Theresa, Joey, and Kerry’s ghost-hunting adventures continue in the next three installments, which take them to a haunted school library, England’s Tower Hamlets cemetery, and a slumber camp.
Corbitt believes it’s important for children to start reading early because it’s a skill that’s needed for the rest of their lives.
“If you read early, it’s something you enjoy,” she said. “So it’s not a chore anymore. The goal is that the children want to read voluntarily.
In addition to the magic of reading, children were exposed to unmistakable magic, courtesy of Maris Carlson, known by her stage name Husband Elaine. The 15-year-old Vacaville resident has been performing magic tricks since she was 7 after being inspired by watching “Penn & Teller: Fool Us.”
Maris did several rounds for members of the public who visited her booth. One trick was to give participants a set of crayons, telling them to put one of them behind their back, secretly peel some crayon from under their fingernail, return the crayon, turn around, and see what was the color.
She also does tricks with books, such as making the title of a book appear on a dollar bill inside a lemon. Maris had an exhibition of several magic-themed books such as “Harry Potter and the Sorcerer’s Stone”, “Coraline” and “The Wizard’s Nephew”.
“I love seeing how surprised people are and how happy it makes them,” she said.
People who visited different booths got raffle tickets, which they could use to win baskets donated by Scholastic and one from the Academy that featured a copy of “Nut Tree: From a California Ranch to a Design, Food , and Hospitality Icon” by Diane Zimmerman. The book tells the story of the iconic Vacaville restaurant that once stood on the grounds of the mall where the Academy currently operates and was signed by Zimmerman, a descendant of the Nut Tree founders.
Academy teacher Sandy Robinson brought her two daughters, Abbey and Haley, with her. At 5, Abbey already loves to read and the family has also bought books for Haley.
Sandy liked that the event promotes another way of learning.
“A lot of kids are very connected to their devices and computers,” she said. “It lets them know that there is another form of entertainment through good old books.”
Dwyer reiterated that the goal was to promote an early love of reading.
“That definitely extends to our adult literacy and the huge efforts that are needed around the world to help our young students engage and be self-sufficient in early reading and phonics,” she said. declared. “It’s really just our way of helping to continue to promote those efforts, to bring those numbers down in terms of the percentage of our population that really struggles with reading.”
Dwyer also hopes the event will spark interest in children who want to become authors.

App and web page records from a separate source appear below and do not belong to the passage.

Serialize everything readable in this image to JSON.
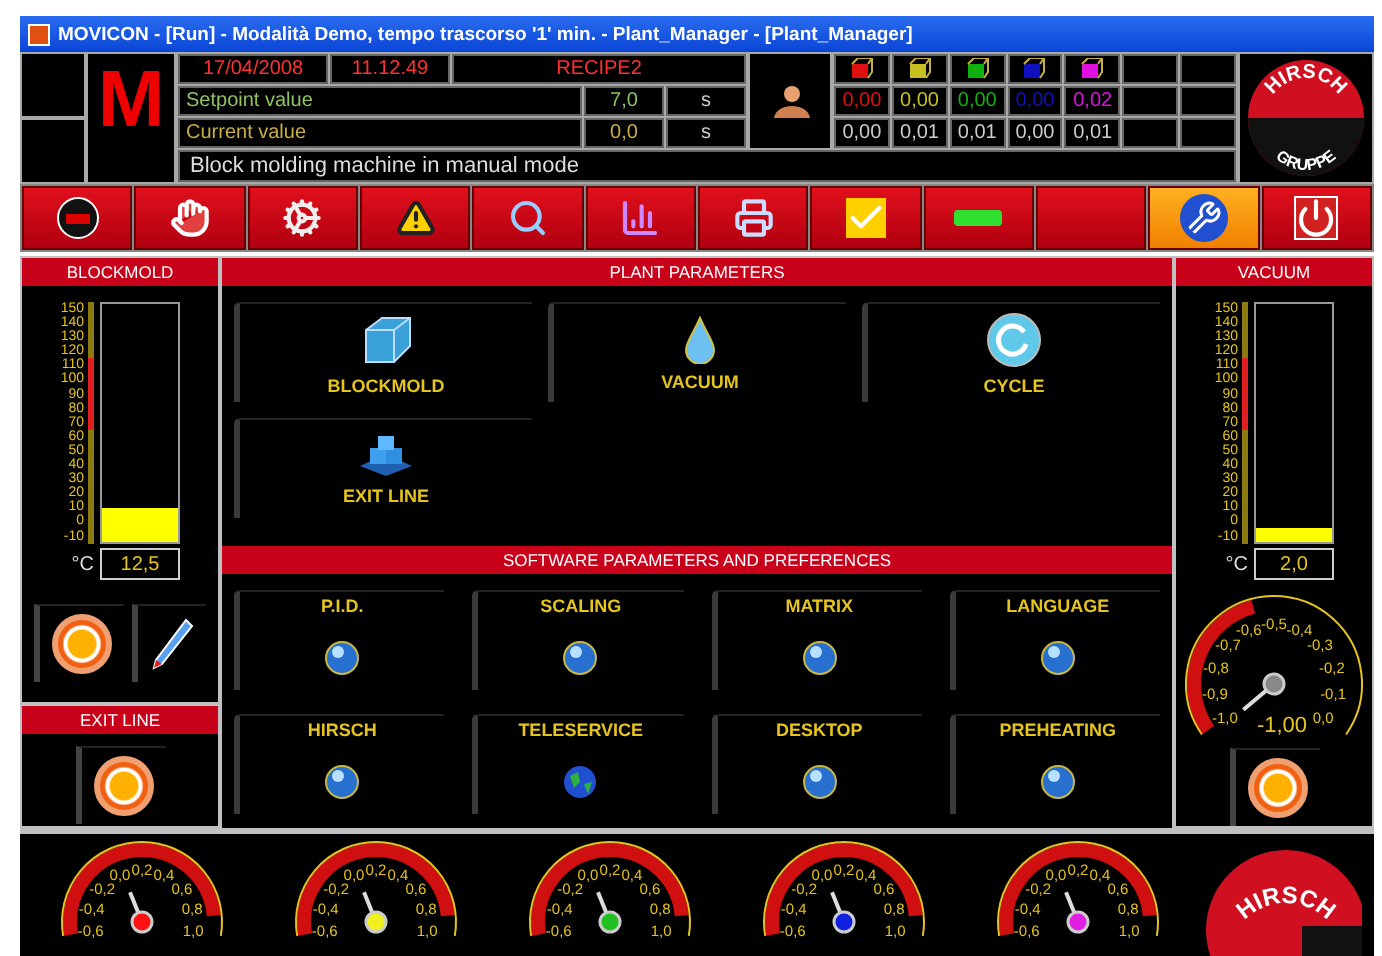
{
  "window": {
    "title": "MOVICON - [Run] - Modalità Demo, tempo trascorso '1' min. - Plant_Manager - [Plant_Manager]"
  },
  "header": {
    "logo_letter": "M",
    "date": "17/04/2008",
    "time": "11.12.49",
    "recipe": "RECIPE2",
    "setpoint": {
      "label": "Setpoint value",
      "value": "7,0",
      "unit": "s"
    },
    "current": {
      "label": "Current value",
      "value": "0,0",
      "unit": "s"
    },
    "channels": [
      {
        "color": "#e01010",
        "setpoint": "0,00",
        "current": "0,00"
      },
      {
        "color": "#c8c020",
        "setpoint": "0,00",
        "current": "0,01"
      },
      {
        "color": "#10b010",
        "setpoint": "0,00",
        "current": "0,01"
      },
      {
        "color": "#1010c0",
        "setpoint": "0,00",
        "current": "0,00"
      },
      {
        "color": "#e010e0",
        "setpoint": "0,02",
        "current": "0,01"
      }
    ],
    "message": "Block molding machine in manual mode",
    "brand": {
      "top": "HIRSCH",
      "bottom": "GRUPPE"
    }
  },
  "toolbar": [
    {
      "kind": "logo",
      "selected": false
    },
    {
      "kind": "hand",
      "selected": false
    },
    {
      "kind": "gear",
      "selected": false
    },
    {
      "kind": "warning",
      "selected": false
    },
    {
      "kind": "search",
      "selected": false
    },
    {
      "kind": "chart",
      "selected": false
    },
    {
      "kind": "printer",
      "selected": false
    },
    {
      "kind": "check",
      "selected": false
    },
    {
      "kind": "minus",
      "selected": false
    },
    {
      "kind": "blank",
      "selected": false
    },
    {
      "kind": "tools",
      "selected": true
    },
    {
      "kind": "power",
      "selected": false
    }
  ],
  "blockmold": {
    "title": "BLOCKMOLD",
    "scale": [
      "150",
      "140",
      "130",
      "120",
      "110",
      "100",
      "90",
      "80",
      "70",
      "60",
      "50",
      "40",
      "30",
      "20",
      "10",
      "0",
      "-10"
    ],
    "unit": "°C",
    "value": "12,5",
    "level": 0.14
  },
  "exit_line": {
    "title": "EXIT LINE"
  },
  "plant_parameters": {
    "title": "PLANT PARAMETERS",
    "items": [
      {
        "label": "BLOCKMOLD",
        "kind": "cube"
      },
      {
        "label": "VACUUM",
        "kind": "drop"
      },
      {
        "label": "CYCLE",
        "kind": "cycle"
      },
      {
        "label": "EXIT LINE",
        "kind": "blocks"
      }
    ]
  },
  "software_parameters": {
    "title": "SOFTWARE PARAMETERS AND PREFERENCES",
    "items": [
      {
        "label": "P.I.D.",
        "kind": "sphere"
      },
      {
        "label": "SCALING",
        "kind": "sphere"
      },
      {
        "label": "MATRIX",
        "kind": "sphere"
      },
      {
        "label": "LANGUAGE",
        "kind": "sphere"
      },
      {
        "label": "HIRSCH",
        "kind": "sphere"
      },
      {
        "label": "TELESERVICE",
        "kind": "globe"
      },
      {
        "label": "DESKTOP",
        "kind": "sphere"
      },
      {
        "label": "PREHEATING",
        "kind": "sphere"
      }
    ]
  },
  "vacuum": {
    "title": "VACUUM",
    "scale": [
      "150",
      "140",
      "130",
      "120",
      "110",
      "100",
      "90",
      "80",
      "70",
      "60",
      "50",
      "40",
      "30",
      "20",
      "10",
      "0",
      "-10"
    ],
    "unit": "°C",
    "value": "2,0",
    "level": 0.06,
    "gauge": {
      "labels": [
        "-1,0",
        "-0,9",
        "-0,8",
        "-0,7",
        "-0,6",
        "-0,5",
        "-0,4",
        "-0,3",
        "-0,2",
        "-0,1",
        "0,0"
      ],
      "value": "-1,00"
    }
  },
  "gauges": [
    {
      "color": "#ff1010",
      "labels": [
        "-0,6",
        "-0,4",
        "-0,2",
        "0,0",
        "0,2",
        "0,4",
        "0,6",
        "0,8",
        "1,0"
      ]
    },
    {
      "color": "#f0f020",
      "labels": [
        "-0,6",
        "-0,4",
        "-0,2",
        "0,0",
        "0,2",
        "0,4",
        "0,6",
        "0,8",
        "1,0"
      ]
    },
    {
      "color": "#20c020",
      "labels": [
        "-0,6",
        "-0,4",
        "-0,2",
        "0,0",
        "0,2",
        "0,4",
        "0,6",
        "0,8",
        "1,0"
      ]
    },
    {
      "color": "#1020e0",
      "labels": [
        "-0,6",
        "-0,4",
        "-0,2",
        "0,0",
        "0,2",
        "0,4",
        "0,6",
        "0,8",
        "1,0"
      ]
    },
    {
      "color": "#e020e0",
      "labels": [
        "-0,6",
        "-0,4",
        "-0,2",
        "0,0",
        "0,2",
        "0,4",
        "0,6",
        "0,8",
        "1,0"
      ]
    }
  ],
  "footer_brand": {
    "text": "HIRSCH"
  }
}
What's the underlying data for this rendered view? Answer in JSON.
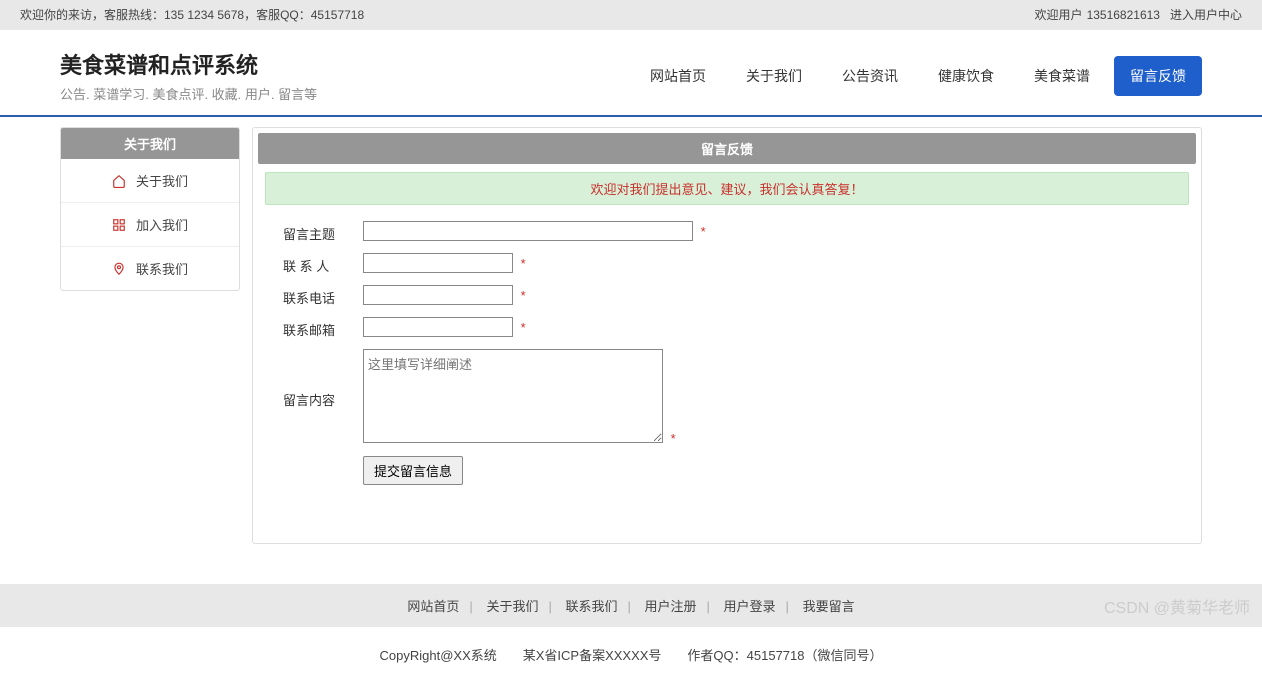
{
  "topbar": {
    "welcome": "欢迎你的来访，客服热线：135 1234 5678，客服QQ：45157718",
    "user_prefix": "欢迎用户",
    "username": "13516821613",
    "user_center": "进入用户中心"
  },
  "header": {
    "title": "美食菜谱和点评系统",
    "subtitle": "公告. 菜谱学习. 美食点评. 收藏. 用户. 留言等"
  },
  "nav": {
    "items": [
      {
        "label": "网站首页"
      },
      {
        "label": "关于我们"
      },
      {
        "label": "公告资讯"
      },
      {
        "label": "健康饮食"
      },
      {
        "label": "美食菜谱"
      },
      {
        "label": "留言反馈"
      }
    ]
  },
  "sidebar": {
    "title": "关于我们",
    "items": [
      {
        "label": "关于我们",
        "icon": "home-icon"
      },
      {
        "label": "加入我们",
        "icon": "grid-icon"
      },
      {
        "label": "联系我们",
        "icon": "pin-icon"
      }
    ]
  },
  "main": {
    "title": "留言反馈",
    "notice": "欢迎对我们提出意见、建议，我们会认真答复！",
    "form": {
      "subject_label": "留言主题",
      "contact_label": "联 系 人",
      "phone_label": "联系电话",
      "email_label": "联系邮箱",
      "content_label": "留言内容",
      "content_placeholder": "这里填写详细阐述",
      "submit_label": "提交留言信息",
      "required_mark": "*"
    }
  },
  "footer": {
    "links": [
      "网站首页",
      "关于我们",
      "联系我们",
      "用户注册",
      "用户登录",
      "我要留言"
    ],
    "copyright": "CopyRight@XX系统　　某X省ICP备案XXXXX号　　作者QQ：45157718（微信同号）"
  },
  "watermark": "CSDN @黄菊华老师"
}
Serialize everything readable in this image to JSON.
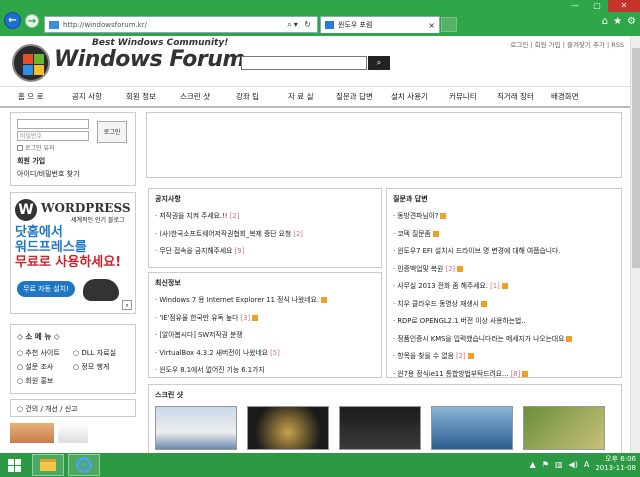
{
  "browser": {
    "url": "http://windowsforum.kr/",
    "tab_title": "윈도우 포럼",
    "tab_close": "×"
  },
  "site": {
    "tagline": "Best Windows Community!",
    "logo_text": "Windows Forum",
    "toplinks": "로그인 | 회원 가입 | 즐겨찾기 추가 | RSS",
    "menu": [
      "홈 으 로",
      "공지 사항",
      "회원 정보",
      "스크린 샷",
      "강좌 팁",
      "자 료 실",
      "질문과 답변",
      "설치 사용기",
      "커뮤니티",
      "직거래 장터",
      "배경화면"
    ]
  },
  "login": {
    "id_placeholder": "",
    "pw_placeholder": "비밀번호",
    "button": "로그인",
    "keep": "로그인 유지",
    "join": "회원 가입",
    "find": "아이디/비밀번호 찾기"
  },
  "ad": {
    "brand": "WORDPRESS",
    "sub": "세계적인 인기 블로그",
    "line1": "닷홈에서",
    "line2": "워드프레스를",
    "line3": "무료로 사용하세요!",
    "install": "무료 자동 설치!"
  },
  "small_menu": {
    "title": "◇ 소 메 뉴 ◇",
    "items": [
      "○ 추천 사이트",
      "○ DLL 자료실",
      "○ 설문 조사",
      "○ 정모 행게",
      "○ 회원 홍보"
    ]
  },
  "report": "○ 건의 / 개선 / 신고",
  "notice": {
    "title": "공지사항",
    "items": [
      {
        "text": "· 저작권을 지켜 주세요.!!",
        "count": "[2]"
      },
      {
        "text": "· (사)한국소프트웨어저작권협회_복제 중단 요청",
        "count": "[2]"
      },
      {
        "text": "· 무단 접속을 금지해주세요",
        "count": "[9]"
      }
    ]
  },
  "latest": {
    "title": "최신정보",
    "items": [
      {
        "text": "· Windows 7 용 Internet Explorer 11 정식 나왔네요.",
        "count": ""
      },
      {
        "text": "· 'IE'점유율 한국만 유독 높다",
        "count": "[3]"
      },
      {
        "text": "· [알아봅시다] SW저작권 분쟁",
        "count": ""
      },
      {
        "text": "· VirtualBox 4.3.2 새버전이 나왔네요",
        "count": "[5]"
      },
      {
        "text": "· 윈도우 8.1에서 없어진 기능 6.1가지",
        "count": ""
      }
    ]
  },
  "qna": {
    "title": "질문과 답변",
    "items": [
      {
        "text": "· 동방견파님이?",
        "count": ""
      },
      {
        "text": "· 코덱 질문좀",
        "count": ""
      },
      {
        "text": "· 윈도우7 EFI 설치시 드라이브 명 변경에 대해 여쭙습니다.",
        "count": ""
      },
      {
        "text": "· 인증백업및 복원",
        "count": "[2]"
      },
      {
        "text": "· 사무실 2013 전화 좀 해주세요.",
        "count": "[1]"
      },
      {
        "text": "· 치우 클라우드 동영상 재생시",
        "count": ""
      },
      {
        "text": "· RDP로 OPENGL2.1 버전 이상 사용하는법..",
        "count": ""
      },
      {
        "text": "· 정품인증시 KMS을 입력했습니다라는 메세지가 나오는대요",
        "count": ""
      },
      {
        "text": "· 항목을 찾을 수 없음",
        "count": "[2]"
      },
      {
        "text": "· 윈7용 정식ie11 통합방법부탁드려요...",
        "count": "[8]"
      }
    ]
  },
  "screenshots": {
    "title": "스크린 샷",
    "count": 5
  },
  "taskbar": {
    "time": "오후 6:06",
    "date": "2013-11-08",
    "ime": "A"
  },
  "colors": {
    "titlebar": "#2fa64a",
    "taskbar": "#2c9a45",
    "accent": "#1f77c4"
  }
}
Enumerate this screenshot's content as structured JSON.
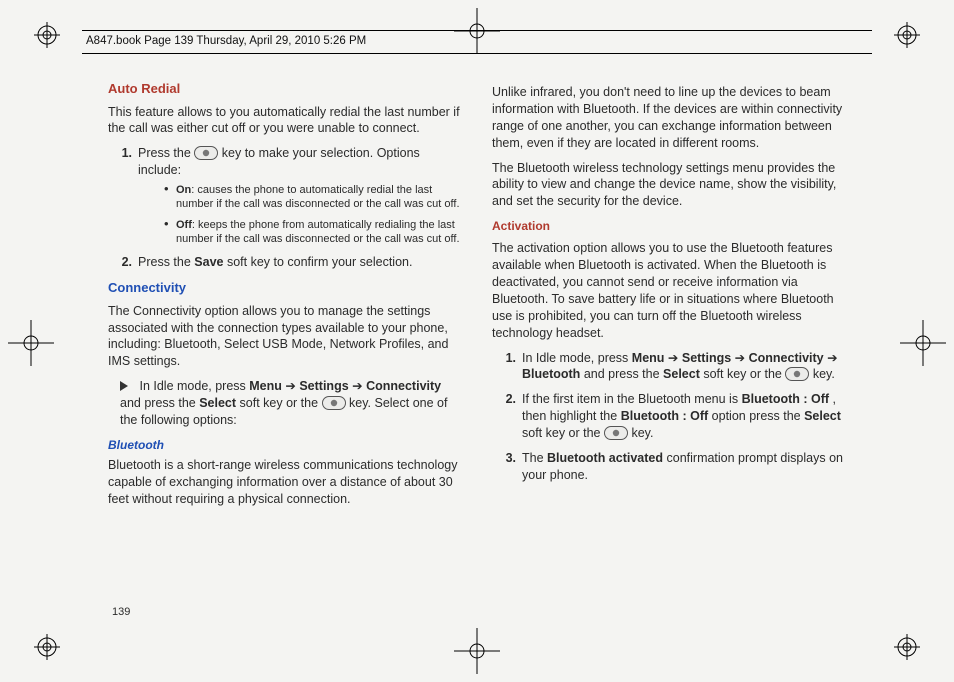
{
  "header": {
    "text": "A847.book  Page 139  Thursday, April 29, 2010  5:26 PM"
  },
  "pageNumber": "139",
  "left": {
    "autoRedial": {
      "heading": "Auto Redial",
      "intro": "This feature allows to you automatically redial the last number if the call was either cut off or you were unable to connect.",
      "steps": {
        "s1_a": "Press the ",
        "s1_b": " key to make your selection. Options include:",
        "opt1_label": "On",
        "opt1_text": ": causes the phone to automatically redial the last number if the call was disconnected or the call was cut off.",
        "opt2_label": "Off",
        "opt2_text": ": keeps the phone from automatically redialing the last number if the call was disconnected or the call was cut off.",
        "s2_a": "Press the ",
        "s2_b": "Save",
        "s2_c": " soft key to confirm your selection."
      }
    },
    "connectivity": {
      "heading": "Connectivity",
      "intro": "The Connectivity option allows you to manage the settings associated with the connection types available to your phone, including: Bluetooth, Select USB Mode, Network Profiles, and IMS settings.",
      "idle_a": "In Idle mode, press ",
      "idle_b": "Menu",
      "idle_c": "Settings",
      "idle_d": "Connectivity",
      "idle_e": " and press the ",
      "idle_f": "Select",
      "idle_g": " soft key or the ",
      "idle_h": " key. Select one of the following options:"
    },
    "bluetooth": {
      "heading": "Bluetooth",
      "p1": "Bluetooth is a short-range wireless communications technology capable of exchanging information over a distance of about 30 feet without requiring a physical connection."
    }
  },
  "right": {
    "bt_p1": "Unlike infrared, you don't need to line up the devices to beam information with Bluetooth. If the devices are within connectivity range of one another, you can exchange information between them, even if they are located in different rooms.",
    "bt_p2": "The Bluetooth wireless technology settings menu provides the ability to view and change the device name, show the visibility, and set the security for the device.",
    "activation": {
      "heading": "Activation",
      "intro": "The activation option allows you to use the Bluetooth features available when Bluetooth is activated. When the Bluetooth is deactivated, you cannot send or receive information via Bluetooth. To save battery life or in situations where Bluetooth use is prohibited, you can turn off the Bluetooth wireless technology headset.",
      "s1_a": "In Idle mode, press ",
      "s1_menu": "Menu",
      "s1_settings": "Settings",
      "s1_conn": "Connectivity",
      "s1_bt": "Bluetooth",
      "s1_b": " and press the ",
      "s1_select": "Select",
      "s1_c": " soft key or the ",
      "s1_d": " key.",
      "s2_a": "If the first item in the Bluetooth menu is ",
      "s2_btoff": "Bluetooth : Off",
      "s2_b": ", then highlight the ",
      "s2_c": " option press the ",
      "s2_select": "Select",
      "s2_d": " soft key or the ",
      "s2_e": " key.",
      "s3_a": "The ",
      "s3_b": "Bluetooth activated",
      "s3_c": " confirmation prompt displays on your phone."
    }
  }
}
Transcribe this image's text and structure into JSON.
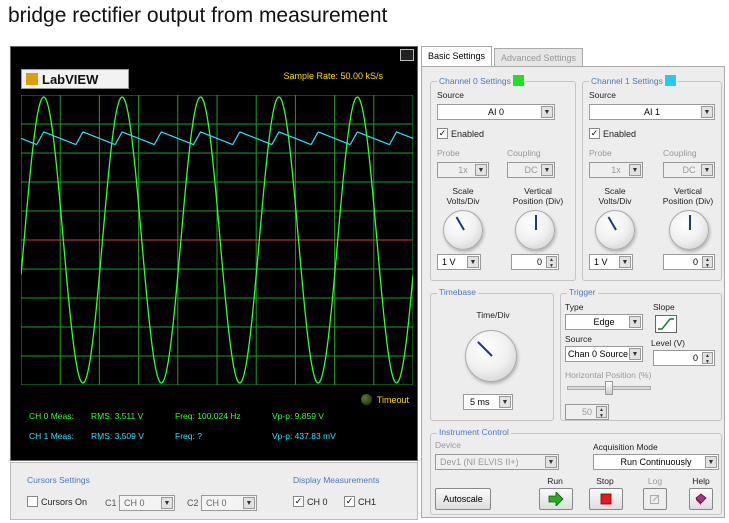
{
  "page_title": "bridge rectifier output from measurement",
  "logo_text": "LabVIEW",
  "sample_rate": "Sample Rate:  50.00 kS/s",
  "timeout_label": "Timeout",
  "colors": {
    "ch0": "#31ff31",
    "ch1": "#2ee0ff",
    "grid": "#1f9d1f",
    "center": "#d04040",
    "accent": "#4b79b8"
  },
  "measurements": {
    "ch0": {
      "label": "CH 0 Meas:",
      "rms": "RMS:  3.511 V",
      "freq": "Freq:  100.024 Hz",
      "vpp": "Vp-p:  9.859 V"
    },
    "ch1": {
      "label": "CH 1 Meas:",
      "rms": "RMS:  3.509 V",
      "freq": "Freq:  ?",
      "vpp": "Vp-p:  437.83 mV"
    }
  },
  "cursors": {
    "title": "Cursors Settings",
    "cursors_on": "Cursors On",
    "c1_label": "C1",
    "c1_value": "CH 0",
    "c2_label": "C2",
    "c2_value": "CH 0"
  },
  "display_meas": {
    "title": "Display Measurements",
    "ch0": "CH 0",
    "ch1": "CH1"
  },
  "tabs": {
    "basic": "Basic Settings",
    "advanced": "Advanced Settings"
  },
  "channel0": {
    "title": "Channel 0 Settings",
    "swatch": "#22e022",
    "source_label": "Source",
    "source": "AI 0",
    "enabled": "Enabled",
    "probe_label": "Probe",
    "probe": "1x",
    "coupling_label": "Coupling",
    "coupling": "DC",
    "scale_label1": "Scale",
    "scale_label2": "Volts/Div",
    "vpos_label1": "Vertical",
    "vpos_label2": "Position (Div)",
    "scale_value": "1 V",
    "vpos_value": "0"
  },
  "channel1": {
    "title": "Channel 1 Settings",
    "swatch": "#22ccf0",
    "source_label": "Source",
    "source": "AI 1",
    "enabled": "Enabled",
    "probe_label": "Probe",
    "probe": "1x",
    "coupling_label": "Coupling",
    "coupling": "DC",
    "scale_label1": "Scale",
    "scale_label2": "Volts/Div",
    "vpos_label1": "Vertical",
    "vpos_label2": "Position (Div)",
    "scale_value": "1 V",
    "vpos_value": "0"
  },
  "timebase": {
    "title": "Timebase",
    "label": "Time/Div",
    "value": "5 ms"
  },
  "trigger": {
    "title": "Trigger",
    "type_label": "Type",
    "type": "Edge",
    "slope_label": "Slope",
    "source_label": "Source",
    "source": "Chan 0 Source",
    "level_label": "Level (V)",
    "level": "0",
    "hpos_label": "Horizontal Position (%)",
    "hpos": "50"
  },
  "instrument": {
    "title": "Instrument Control",
    "device_label": "Device",
    "device": "Dev1 (NI ELVIS II+)",
    "acq_label": "Acquisition Mode",
    "acq": "Run Continuously",
    "autoscale": "Autoscale",
    "run": "Run",
    "stop": "Stop",
    "log": "Log",
    "help": "Help"
  }
}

“They have the opportunity to meet authors right here in Vacaville where they have turned their love of passion and reading into a career,” she said. “A career in the workplace is always a connection we try to offer our students, and this is certainly one way of achieving this: by supporting an international cause for early literacy.